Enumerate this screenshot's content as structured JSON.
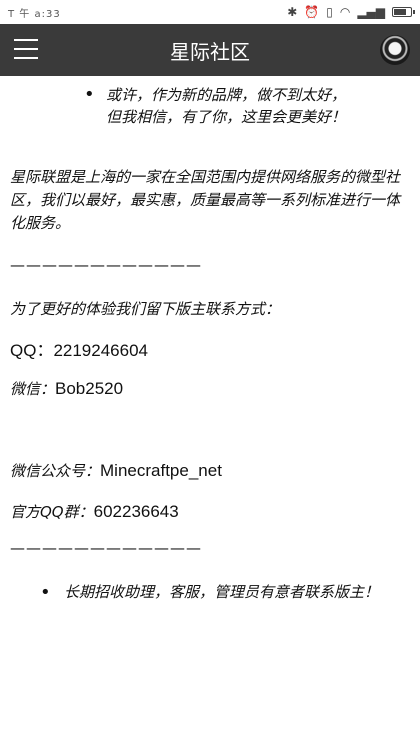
{
  "status_bar": {
    "left": "T 午 a:33",
    "battery_level": 0.8
  },
  "app_bar": {
    "title": "星际社区"
  },
  "content": {
    "bullet1": "或许，作为新的品牌，做不到太好，但我相信，有了你，这里会更美好！",
    "intro": "星际联盟是上海的一家在全国范围内提供网络服务的微型社区，我们以最好，最实惠，质量最高等一系列标准进行一体化服务。",
    "divider1": "————————————",
    "contact_intro": "为了更好的体验我们留下版主联系方式：",
    "qq_line": "QQ：2219246604",
    "wechat_label": "微信：",
    "wechat_value": "Bob2520",
    "public_label": "微信公众号：",
    "public_value": "Minecraftpe_net",
    "group_label": "官方QQ群：",
    "group_value": "602236643",
    "divider2": "————————————",
    "bullet2": "长期招收助理，客服，管理员有意者联系版主！"
  }
}
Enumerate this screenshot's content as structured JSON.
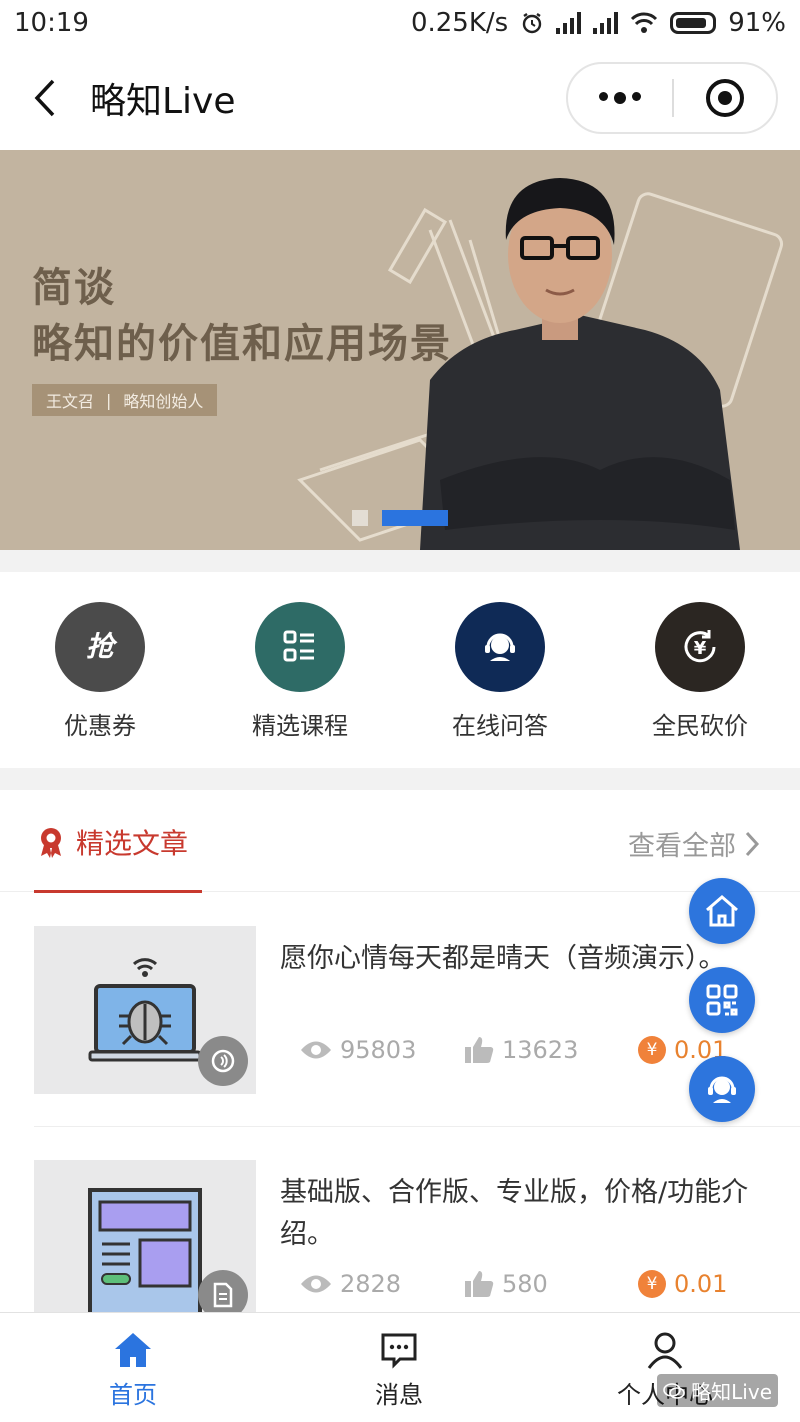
{
  "status_bar": {
    "time": "10:19",
    "speed": "0.25K/s",
    "battery": "91%"
  },
  "nav": {
    "title": "略知Live"
  },
  "banner": {
    "title_line1": "简谈",
    "title_line2": "略知的价值和应用场景",
    "tag_name": "王文召",
    "tag_sep": "|",
    "tag_role": "略知创始人"
  },
  "quick_entries": [
    {
      "label": "优惠券",
      "icon": "coupon-icon",
      "color": "#4b4b4b"
    },
    {
      "label": "精选课程",
      "icon": "course-list-icon",
      "color": "#2e6b66"
    },
    {
      "label": "在线问答",
      "icon": "headset-icon",
      "color": "#0f2a56"
    },
    {
      "label": "全民砍价",
      "icon": "yen-refresh-icon",
      "color": "#2b2622"
    }
  ],
  "articles_section": {
    "title": "精选文章",
    "see_all": "查看全部",
    "items": [
      {
        "title": "愿你心情每天都是晴天（音频演示）。",
        "views": "95803",
        "likes": "13623",
        "price": "0.01",
        "badge": "audio-icon",
        "thumb": "bug-laptop-illustration"
      },
      {
        "title": "基础版、合作版、专业版，价格/功能介绍。",
        "views": "2828",
        "likes": "580",
        "price": "0.01",
        "badge": "document-icon",
        "thumb": "layout-document-illustration"
      }
    ]
  },
  "floating_buttons": [
    "home-icon",
    "qr-code-icon",
    "customer-service-icon"
  ],
  "tab_bar": [
    {
      "label": "首页",
      "active": true
    },
    {
      "label": "消息",
      "active": false
    },
    {
      "label": "个人中心",
      "active": false
    }
  ],
  "watermark": "略知Live",
  "colors": {
    "accent_blue": "#2b74df",
    "section_red": "#c8392e",
    "price_orange": "#e8822f"
  }
}
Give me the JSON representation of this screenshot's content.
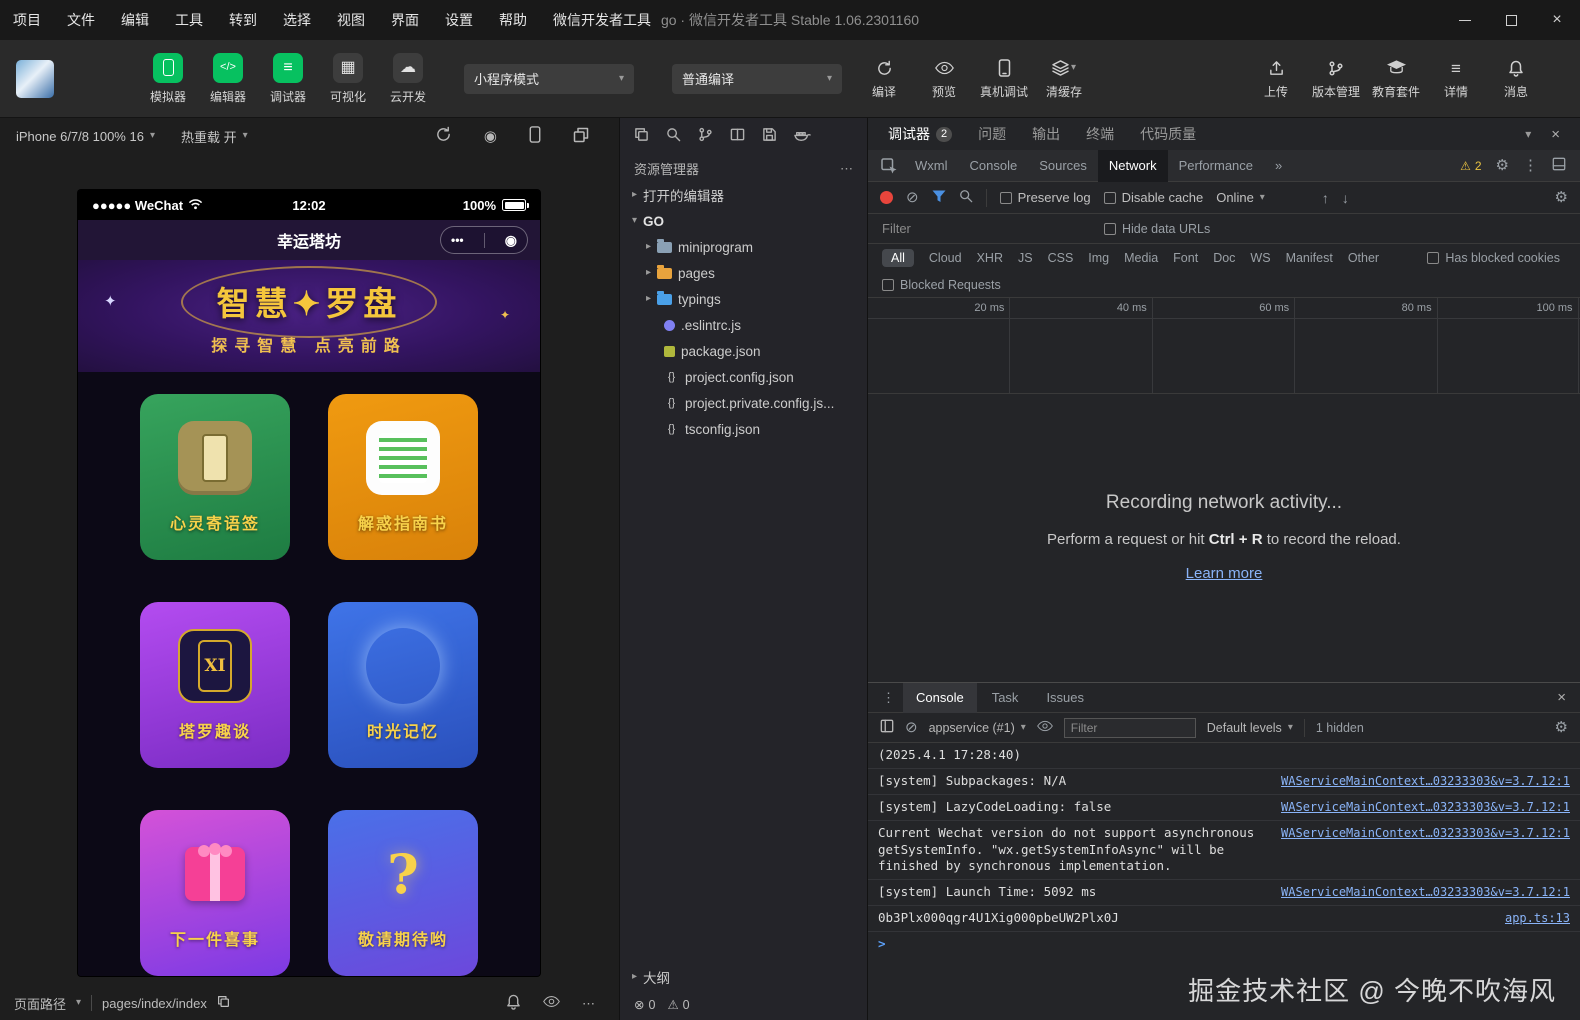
{
  "icons": {
    "chevron_down": "▾",
    "chevron_right": "▸",
    "more_h": "⋯",
    "more_v": "⋮",
    "close": "×",
    "record": "◉",
    "grid": "▦",
    "cloud": "☁",
    "menu": "≡",
    "sliders": "≡",
    "code": "</>",
    "warning": "⚠",
    "block": "⊘",
    "error": "⊗",
    "gear": "⚙",
    "more_tabs": "»",
    "braces": "{}",
    "arrow_up": "↑",
    "arrow_down": "↓",
    "prompt": ">",
    "capsule_more": "•••",
    "capsule_target": "◉",
    "star_left": "✦",
    "star_right": "✦"
  },
  "window": {
    "title": "go · 微信开发者工具 Stable 1.06.2301160"
  },
  "menubar": {
    "items": [
      "项目",
      "文件",
      "编辑",
      "工具",
      "转到",
      "选择",
      "视图",
      "界面",
      "设置",
      "帮助",
      "微信开发者工具"
    ]
  },
  "toolbar": {
    "buttons": [
      "模拟器",
      "编辑器",
      "调试器",
      "可视化",
      "云开发"
    ],
    "mode_select": "小程序模式",
    "compile_select": "普通编译",
    "actions": [
      "编译",
      "预览",
      "真机调试",
      "清缓存"
    ],
    "right_buttons": [
      "上传",
      "版本管理",
      "教育套件",
      "详情",
      "消息"
    ]
  },
  "simulator": {
    "device": "iPhone 6/7/8 100% 16",
    "hot_reload": "热重载 开",
    "footer_label": "页面路径",
    "footer_path": "pages/index/index"
  },
  "phone": {
    "carrier": "●●●●● WeChat",
    "time": "12:02",
    "battery": "100%",
    "nav_title": "幸运塔坊",
    "banner_title": "智慧✦罗盘",
    "banner_subtitle": "探寻智慧 点亮前路",
    "cards": [
      {
        "title": "心灵寄语签"
      },
      {
        "title": "解惑指南书"
      },
      {
        "title": "塔罗趣谈",
        "icon_text": "XI"
      },
      {
        "title": "时光记忆"
      },
      {
        "title": "下一件喜事"
      },
      {
        "title": "敬请期待哟",
        "icon_text": "?"
      }
    ]
  },
  "explorer": {
    "title": "资源管理器",
    "open_editors": "打开的编辑器",
    "root": "GO",
    "items": [
      {
        "name": "miniprogram"
      },
      {
        "name": "pages"
      },
      {
        "name": "typings"
      },
      {
        "name": ".eslintrc.js"
      },
      {
        "name": "package.json"
      },
      {
        "name": "project.config.json"
      },
      {
        "name": "project.private.config.js..."
      },
      {
        "name": "tsconfig.json"
      }
    ],
    "outline": "大纲",
    "errors": "0",
    "warnings": "0"
  },
  "devtools": {
    "panel_tabs": [
      "调试器",
      "问题",
      "输出",
      "终端",
      "代码质量"
    ],
    "panel_badge": "2",
    "tabs": [
      "Wxml",
      "Console",
      "Sources",
      "Network",
      "Performance"
    ],
    "warn_badge": "2",
    "network": {
      "preserve_log": "Preserve log",
      "disable_cache": "Disable cache",
      "throttling": "Online",
      "filter_placeholder": "Filter",
      "hide_data_urls": "Hide data URLs",
      "chips": [
        "All",
        "Cloud",
        "XHR",
        "JS",
        "CSS",
        "Img",
        "Media",
        "Font",
        "Doc",
        "WS",
        "Manifest",
        "Other"
      ],
      "has_blocked_cookies": "Has blocked cookies",
      "blocked_requests": "Blocked Requests",
      "ticks": [
        "20 ms",
        "40 ms",
        "60 ms",
        "80 ms",
        "100 ms"
      ],
      "empty_title": "Recording network activity...",
      "empty_pre": "Perform a request or hit ",
      "empty_key": "Ctrl + R",
      "empty_post": " to record the reload.",
      "learn_more": "Learn more"
    },
    "console": {
      "tabs": [
        "Console",
        "Task",
        "Issues"
      ],
      "context": "appservice (#1)",
      "filter_placeholder": "Filter",
      "levels": "Default levels",
      "hidden_count": "1 hidden",
      "logs": [
        {
          "text": "(2025.4.1 17:28:40)",
          "source": ""
        },
        {
          "text": "[system] Subpackages: N/A",
          "source": "WAServiceMainContext…03233303&v=3.7.12:1"
        },
        {
          "text": "[system] LazyCodeLoading: false",
          "source": "WAServiceMainContext…03233303&v=3.7.12:1"
        },
        {
          "text": "Current Wechat version do not support asynchronous getSystemInfo. \"wx.getSystemInfoAsync\" will be finished by synchronous implementation.",
          "source": "WAServiceMainContext…03233303&v=3.7.12:1"
        },
        {
          "text": "[system] Launch Time: 5092 ms",
          "source": "WAServiceMainContext…03233303&v=3.7.12:1"
        },
        {
          "text": "0b3Plx000qgr4U1Xig000pbeUW2Plx0J",
          "source": "app.ts:13"
        }
      ]
    }
  },
  "watermark": "掘金技术社区 @ 今晚不吹海风"
}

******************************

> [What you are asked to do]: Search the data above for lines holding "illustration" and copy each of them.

> [Answer space]:
        "thumb": "bug-laptop-illustration"
        "thumb": "layout-document-illustration"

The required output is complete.